An increasingly vital part of the University of Chicago’s legacy of pushing forward the boundaries of scientific understanding is the University’s affiliation with internationally renowned centers of research: Argonne National Laboratory, Fermi National Accelerator Laboratory and, most recently, the Marine Biological Laboratory.
Institutional leaders, researchers and elected officials came together recently at the new William Eckhardt Research Center to celebrate the past, present and future of these fruitful partnerships in the context of the University’s 125th anniversary. The event showcased the impact of the partnerships on advancing research, training the next generation of scientists, enabling successful technologies and creating a nexus of intellectual talent in or connected to the Chicago region.
“At every level, the University of Chicago continues to be an economic, intellectual and cultural resource that the city draws on,” said Mayor Rahm Emanuel. “The city immensely benefits from the depth of what goes on at these institutions, to continue to be a world-class city with world-class capacity.”
The institutions’ histories have shown their combined power to change fields of study. Collaborations between the University and Fermilab have led to groundbreaking research in high-energy physics, while the University’s affiliation with Argonne is a source of advances in fields such as computation, materials science and molecular engineering. The relatively new MBL affiliation has similar potential to foster original collaborations in marine biology.
“The strength, and in some sense the challenge and the art form, is the ability to take a university and laboratories that have different capabilities, different strengths and sometimes different ways of doing research, and put them all together to do extraordinary work that none of them could do alone,” said President Robert J. Zimmer.
A legacy of discovery and collaboration
The U.S. government’s establishment of Argonne in 1946 grew out of the efforts of Enrico Fermi and other UChicago scientists, who oversaw the first controlled nuclear reaction and then sought to explore peaceful applications of this powerful energy source. UChicago researchers led and participated in landmark high-energy physics experiments at Fermilab from its founding in 1967. Though the official affiliation with Marine Biological Laboratory was established in 2013, UChicago biologists such as Charles O. Whitman were instrumental in the founding of that institution in 1888.

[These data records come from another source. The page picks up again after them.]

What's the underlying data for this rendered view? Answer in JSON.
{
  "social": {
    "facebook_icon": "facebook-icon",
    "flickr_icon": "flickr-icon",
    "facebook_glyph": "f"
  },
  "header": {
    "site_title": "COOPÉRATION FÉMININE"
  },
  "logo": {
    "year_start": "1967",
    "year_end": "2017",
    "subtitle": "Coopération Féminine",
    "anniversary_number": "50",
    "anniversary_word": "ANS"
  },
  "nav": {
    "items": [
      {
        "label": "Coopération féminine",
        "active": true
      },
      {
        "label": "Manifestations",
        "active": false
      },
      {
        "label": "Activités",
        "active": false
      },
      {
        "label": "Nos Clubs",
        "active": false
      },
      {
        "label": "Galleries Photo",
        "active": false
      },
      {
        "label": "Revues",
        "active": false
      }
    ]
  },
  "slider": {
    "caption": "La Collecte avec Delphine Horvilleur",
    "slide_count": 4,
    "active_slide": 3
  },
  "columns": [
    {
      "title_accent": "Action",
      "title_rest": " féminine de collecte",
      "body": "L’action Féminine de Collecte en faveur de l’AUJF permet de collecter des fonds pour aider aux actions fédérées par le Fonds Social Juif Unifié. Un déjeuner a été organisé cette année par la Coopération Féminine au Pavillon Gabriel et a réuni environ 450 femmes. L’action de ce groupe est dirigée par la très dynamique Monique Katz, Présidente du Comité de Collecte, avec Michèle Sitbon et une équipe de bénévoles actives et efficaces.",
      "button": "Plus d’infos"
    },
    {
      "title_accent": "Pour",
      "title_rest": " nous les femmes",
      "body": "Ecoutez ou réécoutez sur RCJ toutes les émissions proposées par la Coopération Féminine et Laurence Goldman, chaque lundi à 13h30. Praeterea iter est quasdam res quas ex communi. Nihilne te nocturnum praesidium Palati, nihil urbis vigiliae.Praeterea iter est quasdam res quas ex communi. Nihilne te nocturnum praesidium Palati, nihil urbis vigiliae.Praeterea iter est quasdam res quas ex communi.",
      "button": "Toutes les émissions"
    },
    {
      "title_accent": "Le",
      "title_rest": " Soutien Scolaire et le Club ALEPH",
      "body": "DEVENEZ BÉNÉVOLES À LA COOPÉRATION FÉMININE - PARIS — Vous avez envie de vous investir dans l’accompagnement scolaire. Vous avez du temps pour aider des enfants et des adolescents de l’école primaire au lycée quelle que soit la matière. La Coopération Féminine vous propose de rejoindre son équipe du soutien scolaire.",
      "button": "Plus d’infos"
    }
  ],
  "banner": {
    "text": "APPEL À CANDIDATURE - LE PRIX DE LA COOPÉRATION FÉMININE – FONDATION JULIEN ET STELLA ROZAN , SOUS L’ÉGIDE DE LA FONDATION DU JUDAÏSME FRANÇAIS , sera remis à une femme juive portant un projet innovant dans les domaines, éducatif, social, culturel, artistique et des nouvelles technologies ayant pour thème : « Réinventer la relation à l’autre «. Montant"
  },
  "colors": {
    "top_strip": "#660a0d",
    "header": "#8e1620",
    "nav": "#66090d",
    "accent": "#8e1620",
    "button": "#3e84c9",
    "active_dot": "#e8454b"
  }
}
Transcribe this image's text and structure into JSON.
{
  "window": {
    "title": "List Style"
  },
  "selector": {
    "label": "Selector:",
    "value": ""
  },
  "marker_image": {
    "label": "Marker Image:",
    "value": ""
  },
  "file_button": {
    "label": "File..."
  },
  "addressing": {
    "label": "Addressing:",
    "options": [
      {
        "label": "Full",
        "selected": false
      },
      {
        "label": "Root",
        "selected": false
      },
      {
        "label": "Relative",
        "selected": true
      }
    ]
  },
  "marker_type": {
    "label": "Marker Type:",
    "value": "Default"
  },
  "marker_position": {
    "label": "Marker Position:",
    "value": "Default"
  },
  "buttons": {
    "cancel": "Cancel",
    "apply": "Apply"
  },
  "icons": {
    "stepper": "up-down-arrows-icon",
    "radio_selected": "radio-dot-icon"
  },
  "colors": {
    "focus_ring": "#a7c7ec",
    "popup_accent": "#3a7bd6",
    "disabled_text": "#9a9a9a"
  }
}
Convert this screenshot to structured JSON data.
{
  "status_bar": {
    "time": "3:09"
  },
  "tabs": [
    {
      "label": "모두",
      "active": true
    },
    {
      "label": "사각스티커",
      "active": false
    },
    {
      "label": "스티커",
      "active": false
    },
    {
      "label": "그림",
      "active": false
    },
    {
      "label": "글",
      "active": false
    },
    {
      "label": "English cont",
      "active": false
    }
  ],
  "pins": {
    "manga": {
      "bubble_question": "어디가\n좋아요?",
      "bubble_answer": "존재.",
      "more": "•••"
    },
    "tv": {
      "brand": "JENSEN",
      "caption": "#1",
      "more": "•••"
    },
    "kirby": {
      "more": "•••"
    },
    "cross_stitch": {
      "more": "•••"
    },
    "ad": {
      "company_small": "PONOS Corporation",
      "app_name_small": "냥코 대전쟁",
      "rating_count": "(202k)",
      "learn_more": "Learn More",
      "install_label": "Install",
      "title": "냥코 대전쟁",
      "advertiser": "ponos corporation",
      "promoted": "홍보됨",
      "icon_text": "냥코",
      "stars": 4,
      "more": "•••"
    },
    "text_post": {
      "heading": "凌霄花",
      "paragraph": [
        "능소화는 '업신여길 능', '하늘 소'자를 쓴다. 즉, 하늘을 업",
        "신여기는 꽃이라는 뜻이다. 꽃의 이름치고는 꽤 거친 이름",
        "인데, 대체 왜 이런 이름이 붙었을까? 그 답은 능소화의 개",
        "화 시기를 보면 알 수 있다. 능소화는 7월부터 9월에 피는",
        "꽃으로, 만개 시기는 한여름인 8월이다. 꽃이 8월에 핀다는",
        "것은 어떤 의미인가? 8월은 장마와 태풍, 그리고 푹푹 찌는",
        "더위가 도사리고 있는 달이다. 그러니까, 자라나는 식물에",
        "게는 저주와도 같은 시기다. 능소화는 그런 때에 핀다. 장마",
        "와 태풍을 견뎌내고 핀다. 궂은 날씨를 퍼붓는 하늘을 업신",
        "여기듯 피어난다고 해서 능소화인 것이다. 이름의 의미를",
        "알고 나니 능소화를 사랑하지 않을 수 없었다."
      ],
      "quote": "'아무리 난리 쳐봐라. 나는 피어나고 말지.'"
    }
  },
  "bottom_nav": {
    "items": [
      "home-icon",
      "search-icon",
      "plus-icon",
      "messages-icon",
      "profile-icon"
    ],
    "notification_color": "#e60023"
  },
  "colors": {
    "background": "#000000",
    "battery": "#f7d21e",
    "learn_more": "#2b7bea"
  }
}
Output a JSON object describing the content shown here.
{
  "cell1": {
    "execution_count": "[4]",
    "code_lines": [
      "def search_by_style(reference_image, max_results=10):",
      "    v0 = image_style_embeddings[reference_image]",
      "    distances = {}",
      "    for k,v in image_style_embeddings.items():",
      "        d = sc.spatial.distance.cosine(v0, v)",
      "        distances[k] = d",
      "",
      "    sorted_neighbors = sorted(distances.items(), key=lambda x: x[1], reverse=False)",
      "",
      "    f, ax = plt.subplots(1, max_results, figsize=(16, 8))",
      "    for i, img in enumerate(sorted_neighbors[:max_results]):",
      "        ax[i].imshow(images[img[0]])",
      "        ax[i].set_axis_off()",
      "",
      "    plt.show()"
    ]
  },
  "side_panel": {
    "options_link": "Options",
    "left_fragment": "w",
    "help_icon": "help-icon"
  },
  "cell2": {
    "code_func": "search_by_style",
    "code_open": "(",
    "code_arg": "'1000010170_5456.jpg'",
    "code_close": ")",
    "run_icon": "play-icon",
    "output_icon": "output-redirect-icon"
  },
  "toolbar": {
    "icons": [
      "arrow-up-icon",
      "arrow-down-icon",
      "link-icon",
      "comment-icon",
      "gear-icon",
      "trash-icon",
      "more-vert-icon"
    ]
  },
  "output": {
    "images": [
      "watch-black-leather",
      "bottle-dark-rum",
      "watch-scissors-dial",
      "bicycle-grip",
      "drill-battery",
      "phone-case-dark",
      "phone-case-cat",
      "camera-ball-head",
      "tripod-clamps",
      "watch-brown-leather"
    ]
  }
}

Those relationships have put UChicago in the vanguard of some of the last century’s greatest scientific achievements: the identification of the top quark and the Higgs boson, the design of new technologies for nuclear power and electric vehicles, and the use of powerful imaging technology to reveal the inner workings of DNA and other cellular machinery. One key to such discoveries is the ability of the laboratories and the University to bring together top researchers of many disciplines from around the nation and the world.
“These labs are able to convene powerful groups of researchers to address current scientific and engineering challenges that would be very difficult anywhere else,” said Provost Eric Isaacs. “Not only do they convene scientists, engineers, faculty and staff, but they are able to bring together these researchers with innovators from industry…to address major technological problems.”
New connections, new answers
Several new UChicago-laboratory partnerships prepare these institutions to tackle new challenges over the next 125 years. Joint initiatives such as the Institute for Molecular Engineering and the South Pole Telescope, as well as international collaborations led by the University and labs, explore the frontiers of renewable energy, climate change, neutrino physics and more.
Scientists from each of the four institutions explained the global impact of these research efforts. Marcela Carena, director of international relations and head of the theoretical physics department at Fermilab, and professor in physics at UChicago, presented experiments to find dark matter and study the early conditions of the universe. Leah Guzowski, director of strategy and research programs and energy policy scientist at Argonne, and fellow at the Computation Institute, described collaborative efforts to increase understanding of cities and urbanization.
Julie Huber, associate scientist and associate director of the Josephine Bay Paul Center at MBL, discussed bringing back new forms of microbial life from 7,000 feet below the ocean surface that may hold the key to new antibiotics, biofuels or even the discovery of life on other planets. Melody Swartz, the William B. Ogden Professor at the Institute for Molecular Engineering, spoke about the potential of immunotherapy to enlist the human body’s own immune system in the fight against cancer.
Remaining open to new, creative collaborations is one of the best ways to solve the most challenging emerging problems in science, said Huntington Willard, president and director of the MBL, in a panel that featured all three laboratory directors.
“The University of Chicago provides…an opportunity to bring in a group of colleagues that gives us the capacity for thinking much more strategically about our future, what kinds of questions and problems we want to tackle together,” Willard said.